In sum, this course straddles the contentious divide between reform and tradition in calculus. Its goal is to mould biology majors into better scientists by enabling them to use Mathematica (or similar software) wisely, but its approach embodies a firm conviction that skill in using high technology for complex procedures requires skill in using low technology (e.g., pencil and paper) for simple procedures. So its outlook is thoroughly modern. But its style is deliberately old-fashioned.

## Contents

 Ordinary functions : a graphical perspective Ordinary functions: an algebraic perspective. Smoothness and concavity: a graphical perspective Quotients, inverses and limits. Modelling photosynthesis Ordinary sequences. Fibonacci's rapid rabbits Discrete probability distributions. Sums of powers of integers Function sequences. Compositions. The exponential and logarithm Index functions. Area and signed area From index function to ordinary function: ventricular recharge Area as limit of a function sequence. D'Arcy Thompson's mini minnows Arterial discharge: the area under a polynomial From ventricular inflow to volume: integration From ventricular volume to inflow: the derivative as growth rate Smoothness and concavity: an algebraic perspective Making joins smooth: the derivative of a piecewise-smooth function Differential notation. The derivative of a sum or multiple Sex allocation and the product rule How flat must a flatworm be, not to have a heart? The fundamental theorem Continuous probability distributions: the fundamental theorem again Derivatives of compositions: the chain rule Variation in rat pupil area.
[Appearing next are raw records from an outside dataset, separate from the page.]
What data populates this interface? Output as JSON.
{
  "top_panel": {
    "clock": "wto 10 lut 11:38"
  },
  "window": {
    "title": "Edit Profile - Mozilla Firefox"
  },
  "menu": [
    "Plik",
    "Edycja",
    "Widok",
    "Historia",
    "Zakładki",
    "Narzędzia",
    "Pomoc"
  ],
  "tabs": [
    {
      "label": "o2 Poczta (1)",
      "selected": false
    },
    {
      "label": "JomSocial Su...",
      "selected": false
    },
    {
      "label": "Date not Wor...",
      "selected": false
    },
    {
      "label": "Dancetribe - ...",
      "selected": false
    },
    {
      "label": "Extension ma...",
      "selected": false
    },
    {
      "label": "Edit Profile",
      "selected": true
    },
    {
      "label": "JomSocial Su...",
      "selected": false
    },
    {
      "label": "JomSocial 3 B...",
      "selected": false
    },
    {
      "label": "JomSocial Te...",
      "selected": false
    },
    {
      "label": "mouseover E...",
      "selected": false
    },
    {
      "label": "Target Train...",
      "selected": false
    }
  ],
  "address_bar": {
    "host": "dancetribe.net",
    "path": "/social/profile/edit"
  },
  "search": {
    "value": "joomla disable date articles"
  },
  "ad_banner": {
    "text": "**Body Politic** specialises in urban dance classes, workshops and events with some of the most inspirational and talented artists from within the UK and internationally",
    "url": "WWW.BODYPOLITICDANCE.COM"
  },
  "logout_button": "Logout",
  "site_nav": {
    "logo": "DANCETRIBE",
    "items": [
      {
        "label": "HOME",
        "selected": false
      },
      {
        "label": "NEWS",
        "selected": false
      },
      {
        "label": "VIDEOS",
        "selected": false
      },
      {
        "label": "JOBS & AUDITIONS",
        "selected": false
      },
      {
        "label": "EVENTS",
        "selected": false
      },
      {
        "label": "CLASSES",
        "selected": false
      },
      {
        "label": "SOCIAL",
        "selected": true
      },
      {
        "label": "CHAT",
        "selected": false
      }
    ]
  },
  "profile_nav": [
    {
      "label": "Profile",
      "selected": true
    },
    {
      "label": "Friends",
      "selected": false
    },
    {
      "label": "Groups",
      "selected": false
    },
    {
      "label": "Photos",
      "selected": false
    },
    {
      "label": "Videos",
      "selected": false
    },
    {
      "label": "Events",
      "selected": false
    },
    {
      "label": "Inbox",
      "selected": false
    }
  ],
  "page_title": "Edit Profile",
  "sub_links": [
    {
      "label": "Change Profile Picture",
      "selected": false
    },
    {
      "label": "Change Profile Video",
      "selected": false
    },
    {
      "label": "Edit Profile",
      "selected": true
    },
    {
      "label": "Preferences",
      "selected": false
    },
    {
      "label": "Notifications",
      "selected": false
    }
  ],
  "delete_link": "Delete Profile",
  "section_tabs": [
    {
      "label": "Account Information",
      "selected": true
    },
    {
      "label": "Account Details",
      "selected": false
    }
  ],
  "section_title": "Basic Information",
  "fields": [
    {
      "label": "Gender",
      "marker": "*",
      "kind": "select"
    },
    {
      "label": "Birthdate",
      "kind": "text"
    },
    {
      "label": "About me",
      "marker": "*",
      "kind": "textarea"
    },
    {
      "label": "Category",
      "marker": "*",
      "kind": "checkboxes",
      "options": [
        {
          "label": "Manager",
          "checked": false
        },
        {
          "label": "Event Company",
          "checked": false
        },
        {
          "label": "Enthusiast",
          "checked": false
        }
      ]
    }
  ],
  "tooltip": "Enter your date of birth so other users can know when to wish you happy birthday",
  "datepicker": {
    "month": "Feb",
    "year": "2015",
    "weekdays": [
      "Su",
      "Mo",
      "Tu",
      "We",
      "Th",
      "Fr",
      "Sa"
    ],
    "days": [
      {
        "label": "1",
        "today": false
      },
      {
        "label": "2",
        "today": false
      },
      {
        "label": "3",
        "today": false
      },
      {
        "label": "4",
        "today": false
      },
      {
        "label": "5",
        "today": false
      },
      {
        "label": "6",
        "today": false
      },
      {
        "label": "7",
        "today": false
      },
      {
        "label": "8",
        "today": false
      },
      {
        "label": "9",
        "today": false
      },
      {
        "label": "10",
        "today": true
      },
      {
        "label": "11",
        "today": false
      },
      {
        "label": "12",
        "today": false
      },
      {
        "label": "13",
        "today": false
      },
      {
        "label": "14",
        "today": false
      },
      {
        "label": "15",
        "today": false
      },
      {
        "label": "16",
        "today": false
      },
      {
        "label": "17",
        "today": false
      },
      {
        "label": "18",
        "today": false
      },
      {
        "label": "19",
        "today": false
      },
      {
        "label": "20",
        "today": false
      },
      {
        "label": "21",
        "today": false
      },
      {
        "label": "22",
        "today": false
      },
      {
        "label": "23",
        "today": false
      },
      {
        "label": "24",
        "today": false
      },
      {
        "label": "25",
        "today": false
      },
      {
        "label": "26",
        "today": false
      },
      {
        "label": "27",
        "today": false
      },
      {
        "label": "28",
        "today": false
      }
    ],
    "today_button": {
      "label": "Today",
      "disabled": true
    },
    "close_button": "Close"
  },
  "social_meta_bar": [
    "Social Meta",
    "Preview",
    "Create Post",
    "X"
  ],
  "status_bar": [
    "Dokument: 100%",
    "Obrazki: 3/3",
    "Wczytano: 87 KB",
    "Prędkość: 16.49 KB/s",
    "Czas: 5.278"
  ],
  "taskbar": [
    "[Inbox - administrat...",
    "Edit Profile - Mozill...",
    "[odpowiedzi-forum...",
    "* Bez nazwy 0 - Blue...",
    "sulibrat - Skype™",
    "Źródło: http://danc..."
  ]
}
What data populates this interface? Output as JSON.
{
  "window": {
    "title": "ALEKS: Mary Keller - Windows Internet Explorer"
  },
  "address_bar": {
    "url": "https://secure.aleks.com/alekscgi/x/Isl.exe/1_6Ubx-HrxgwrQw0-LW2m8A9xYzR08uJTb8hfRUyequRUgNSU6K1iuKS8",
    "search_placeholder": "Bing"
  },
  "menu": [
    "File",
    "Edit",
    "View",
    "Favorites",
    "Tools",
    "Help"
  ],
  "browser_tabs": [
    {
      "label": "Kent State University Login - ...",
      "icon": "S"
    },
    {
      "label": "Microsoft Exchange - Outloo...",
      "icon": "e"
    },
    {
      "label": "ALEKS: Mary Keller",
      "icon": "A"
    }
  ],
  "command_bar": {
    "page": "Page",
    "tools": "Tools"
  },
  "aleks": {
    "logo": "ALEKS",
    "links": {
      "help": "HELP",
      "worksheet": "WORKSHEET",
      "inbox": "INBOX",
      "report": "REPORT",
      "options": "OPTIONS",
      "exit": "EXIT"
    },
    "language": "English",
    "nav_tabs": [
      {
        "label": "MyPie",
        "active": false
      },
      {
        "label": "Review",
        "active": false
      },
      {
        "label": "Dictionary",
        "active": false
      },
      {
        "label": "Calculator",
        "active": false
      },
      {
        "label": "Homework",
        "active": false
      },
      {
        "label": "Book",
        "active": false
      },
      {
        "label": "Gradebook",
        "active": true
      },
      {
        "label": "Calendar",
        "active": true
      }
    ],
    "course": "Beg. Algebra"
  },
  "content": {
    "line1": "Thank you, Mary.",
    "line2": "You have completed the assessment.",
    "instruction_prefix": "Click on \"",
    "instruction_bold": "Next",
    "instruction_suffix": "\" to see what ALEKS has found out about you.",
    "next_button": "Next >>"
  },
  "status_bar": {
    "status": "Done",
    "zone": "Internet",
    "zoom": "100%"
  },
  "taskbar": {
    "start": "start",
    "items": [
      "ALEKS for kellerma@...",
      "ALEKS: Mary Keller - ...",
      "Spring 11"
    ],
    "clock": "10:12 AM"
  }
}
Implied distributions and integration by substitution Properties of exponential and logarithm. The empirical basis of allometry Periodic functions: models of rhythms in nature Bivariate functions and their extrema: a graphical approach More on bivariate functions: partial derivatives and integrals The mean and median of a distribution The variance. More on improper integrals Symmetric distributions Differential equations. The conceptual basis of allometry Trigonometric function properties The method of maximum likelihood